[MATERIAL FOR THIS EXERCISE]
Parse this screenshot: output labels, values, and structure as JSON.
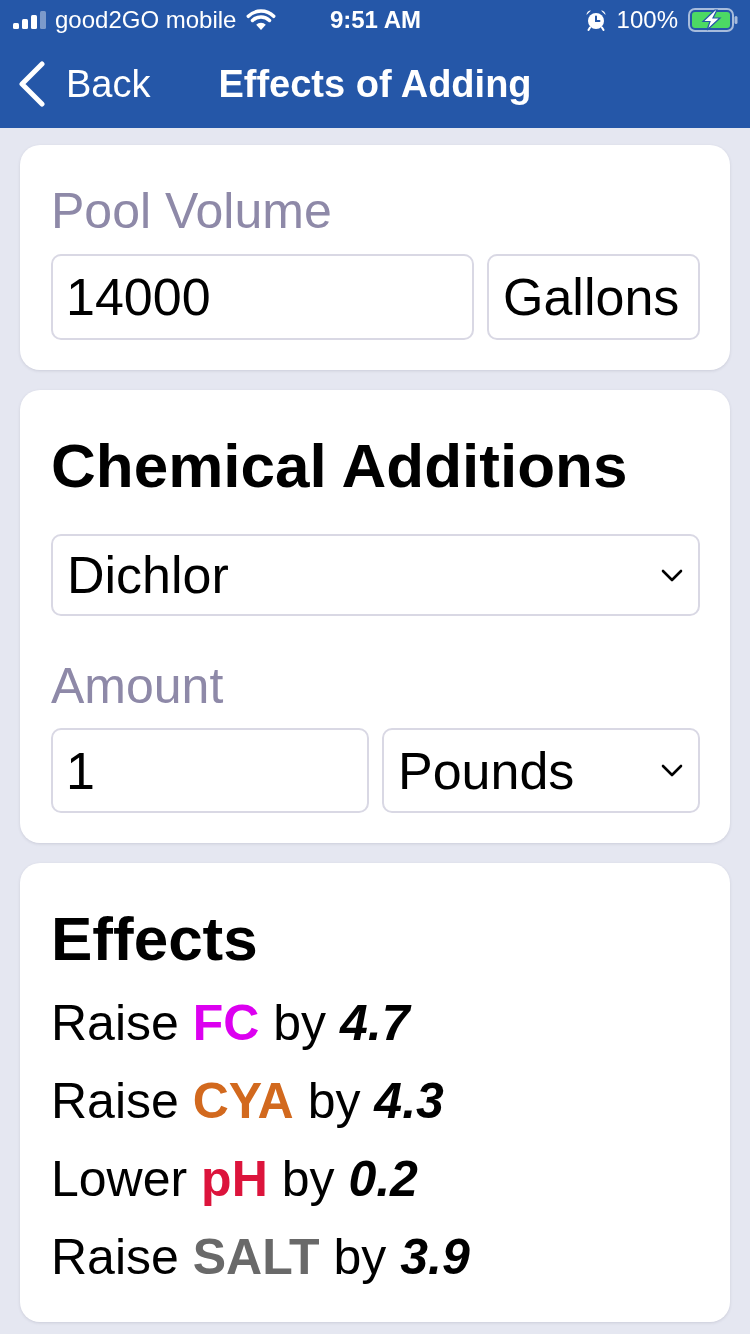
{
  "status_bar": {
    "carrier": "good2GO mobile",
    "time": "9:51 AM",
    "battery": "100%",
    "charging": true
  },
  "nav_bar": {
    "back": "Back",
    "title": "Effects of Adding"
  },
  "pool_volume": {
    "label": "Pool Volume",
    "value": "14000",
    "unit": "Gallons"
  },
  "chemical_additions": {
    "heading": "Chemical Additions",
    "chemical": "Dichlor",
    "amount_label": "Amount",
    "amount": "1",
    "amount_unit": "Pounds"
  },
  "effects": {
    "heading": "Effects",
    "items": [
      {
        "direction": "Raise",
        "parameter": "FC",
        "color": "#dc00f0",
        "connector": "by",
        "amount": "4.7"
      },
      {
        "direction": "Raise",
        "parameter": "CYA",
        "color": "#d2691e",
        "connector": "by",
        "amount": "4.3"
      },
      {
        "direction": "Lower",
        "parameter": "pH",
        "color": "#dc143c",
        "connector": "by",
        "amount": "0.2"
      },
      {
        "direction": "Raise",
        "parameter": "SALT",
        "color": "#696969",
        "connector": "by",
        "amount": "3.9"
      }
    ]
  }
}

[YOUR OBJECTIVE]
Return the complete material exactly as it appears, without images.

[EXERCISE OUTPUT]
Parse this screenshot: output labels, values, and structure as JSON.
{
  "status_bar": {
    "carrier": "good2GO mobile",
    "time": "9:51 AM",
    "battery": "100%",
    "charging": true
  },
  "nav_bar": {
    "back": "Back",
    "title": "Effects of Adding"
  },
  "pool_volume": {
    "label": "Pool Volume",
    "value": "14000",
    "unit": "Gallons"
  },
  "chemical_additions": {
    "heading": "Chemical Additions",
    "chemical": "Dichlor",
    "amount_label": "Amount",
    "amount": "1",
    "amount_unit": "Pounds"
  },
  "effects": {
    "heading": "Effects",
    "items": [
      {
        "direction": "Raise",
        "parameter": "FC",
        "color": "#dc00f0",
        "connector": "by",
        "amount": "4.7"
      },
      {
        "direction": "Raise",
        "parameter": "CYA",
        "color": "#d2691e",
        "connector": "by",
        "amount": "4.3"
      },
      {
        "direction": "Lower",
        "parameter": "pH",
        "color": "#dc143c",
        "connector": "by",
        "amount": "0.2"
      },
      {
        "direction": "Raise",
        "parameter": "SALT",
        "color": "#696969",
        "connector": "by",
        "amount": "3.9"
      }
    ]
  }
}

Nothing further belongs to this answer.